• WHAT THE TASK REQUIRES
Write out every entry exactly as it appears.
DATASET ENTRIES: Begin
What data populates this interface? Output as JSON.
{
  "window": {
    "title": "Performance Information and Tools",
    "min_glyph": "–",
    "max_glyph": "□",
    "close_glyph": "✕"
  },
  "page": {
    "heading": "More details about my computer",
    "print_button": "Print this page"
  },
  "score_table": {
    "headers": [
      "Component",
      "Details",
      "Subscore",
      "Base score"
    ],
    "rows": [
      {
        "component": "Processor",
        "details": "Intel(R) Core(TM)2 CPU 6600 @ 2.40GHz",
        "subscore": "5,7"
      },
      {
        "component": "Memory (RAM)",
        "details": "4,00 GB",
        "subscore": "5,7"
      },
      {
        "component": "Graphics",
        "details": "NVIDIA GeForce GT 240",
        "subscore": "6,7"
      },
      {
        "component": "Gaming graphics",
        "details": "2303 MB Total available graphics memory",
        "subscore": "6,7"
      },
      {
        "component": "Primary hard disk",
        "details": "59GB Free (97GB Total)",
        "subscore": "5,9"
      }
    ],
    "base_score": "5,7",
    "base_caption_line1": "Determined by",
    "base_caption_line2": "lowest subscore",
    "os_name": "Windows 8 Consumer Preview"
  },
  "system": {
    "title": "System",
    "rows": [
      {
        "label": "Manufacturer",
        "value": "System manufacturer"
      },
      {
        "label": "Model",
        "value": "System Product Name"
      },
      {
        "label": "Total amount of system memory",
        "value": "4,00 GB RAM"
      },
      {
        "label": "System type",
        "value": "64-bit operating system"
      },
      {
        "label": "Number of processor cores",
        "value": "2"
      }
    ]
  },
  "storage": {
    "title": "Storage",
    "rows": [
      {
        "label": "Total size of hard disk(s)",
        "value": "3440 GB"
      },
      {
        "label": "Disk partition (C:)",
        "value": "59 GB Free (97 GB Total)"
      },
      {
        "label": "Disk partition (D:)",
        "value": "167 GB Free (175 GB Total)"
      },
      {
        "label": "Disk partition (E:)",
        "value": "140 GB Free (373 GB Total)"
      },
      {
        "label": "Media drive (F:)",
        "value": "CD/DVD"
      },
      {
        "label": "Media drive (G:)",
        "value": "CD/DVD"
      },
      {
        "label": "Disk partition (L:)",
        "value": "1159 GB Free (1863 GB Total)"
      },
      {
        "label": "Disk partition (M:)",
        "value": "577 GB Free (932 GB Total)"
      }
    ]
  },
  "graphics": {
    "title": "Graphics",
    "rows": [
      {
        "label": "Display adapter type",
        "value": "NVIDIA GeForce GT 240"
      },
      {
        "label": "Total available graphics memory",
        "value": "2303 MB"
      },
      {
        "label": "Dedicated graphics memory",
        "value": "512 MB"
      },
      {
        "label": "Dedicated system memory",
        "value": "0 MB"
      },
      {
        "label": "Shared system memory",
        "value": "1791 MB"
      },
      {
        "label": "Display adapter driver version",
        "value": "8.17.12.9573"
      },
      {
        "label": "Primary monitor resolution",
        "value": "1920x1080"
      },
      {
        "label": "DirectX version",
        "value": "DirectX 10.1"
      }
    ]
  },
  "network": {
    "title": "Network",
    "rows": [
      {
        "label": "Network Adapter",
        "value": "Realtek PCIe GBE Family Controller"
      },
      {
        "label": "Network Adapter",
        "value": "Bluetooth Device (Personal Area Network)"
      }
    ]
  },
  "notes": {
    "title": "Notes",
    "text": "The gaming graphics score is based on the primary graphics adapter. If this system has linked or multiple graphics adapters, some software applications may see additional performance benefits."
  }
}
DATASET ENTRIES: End
• TASK SOLUTION
What data populates this interface? Output as JSON.
{
  "window": {
    "title": "Performance Information and Tools",
    "min_glyph": "–",
    "max_glyph": "□",
    "close_glyph": "✕"
  },
  "page": {
    "heading": "More details about my computer",
    "print_button": "Print this page"
  },
  "score_table": {
    "headers": [
      "Component",
      "Details",
      "Subscore",
      "Base score"
    ],
    "rows": [
      {
        "component": "Processor",
        "details": "Intel(R) Core(TM)2 CPU 6600 @ 2.40GHz",
        "subscore": "5,7"
      },
      {
        "component": "Memory (RAM)",
        "details": "4,00 GB",
        "subscore": "5,7"
      },
      {
        "component": "Graphics",
        "details": "NVIDIA GeForce GT 240",
        "subscore": "6,7"
      },
      {
        "component": "Gaming graphics",
        "details": "2303 MB Total available graphics memory",
        "subscore": "6,7"
      },
      {
        "component": "Primary hard disk",
        "details": "59GB Free (97GB Total)",
        "subscore": "5,9"
      }
    ],
    "base_score": "5,7",
    "base_caption_line1": "Determined by",
    "base_caption_line2": "lowest subscore",
    "os_name": "Windows 8 Consumer Preview"
  },
  "system": {
    "title": "System",
    "rows": [
      {
        "label": "Manufacturer",
        "value": "System manufacturer"
      },
      {
        "label": "Model",
        "value": "System Product Name"
      },
      {
        "label": "Total amount of system memory",
        "value": "4,00 GB RAM"
      },
      {
        "label": "System type",
        "value": "64-bit operating system"
      },
      {
        "label": "Number of processor cores",
        "value": "2"
      }
    ]
  },
  "storage": {
    "title": "Storage",
    "rows": [
      {
        "label": "Total size of hard disk(s)",
        "value": "3440 GB"
      },
      {
        "label": "Disk partition (C:)",
        "value": "59 GB Free (97 GB Total)"
      },
      {
        "label": "Disk partition (D:)",
        "value": "167 GB Free (175 GB Total)"
      },
      {
        "label": "Disk partition (E:)",
        "value": "140 GB Free (373 GB Total)"
      },
      {
        "label": "Media drive (F:)",
        "value": "CD/DVD"
      },
      {
        "label": "Media drive (G:)",
        "value": "CD/DVD"
      },
      {
        "label": "Disk partition (L:)",
        "value": "1159 GB Free (1863 GB Total)"
      },
      {
        "label": "Disk partition (M:)",
        "value": "577 GB Free (932 GB Total)"
      }
    ]
  },
  "graphics": {
    "title": "Graphics",
    "rows": [
      {
        "label": "Display adapter type",
        "value": "NVIDIA GeForce GT 240"
      },
      {
        "label": "Total available graphics memory",
        "value": "2303 MB"
      },
      {
        "label": "Dedicated graphics memory",
        "value": "512 MB"
      },
      {
        "label": "Dedicated system memory",
        "value": "0 MB"
      },
      {
        "label": "Shared system memory",
        "value": "1791 MB"
      },
      {
        "label": "Display adapter driver version",
        "value": "8.17.12.9573"
      },
      {
        "label": "Primary monitor resolution",
        "value": "1920x1080"
      },
      {
        "label": "DirectX version",
        "value": "DirectX 10.1"
      }
    ]
  },
  "network": {
    "title": "Network",
    "rows": [
      {
        "label": "Network Adapter",
        "value": "Realtek PCIe GBE Family Controller"
      },
      {
        "label": "Network Adapter",
        "value": "Bluetooth Device (Personal Area Network)"
      }
    ]
  },
  "notes": {
    "title": "Notes",
    "text": "The gaming graphics score is based on the primary graphics adapter. If this system has linked or multiple graphics adapters, some software applications may see additional performance benefits."
  }
}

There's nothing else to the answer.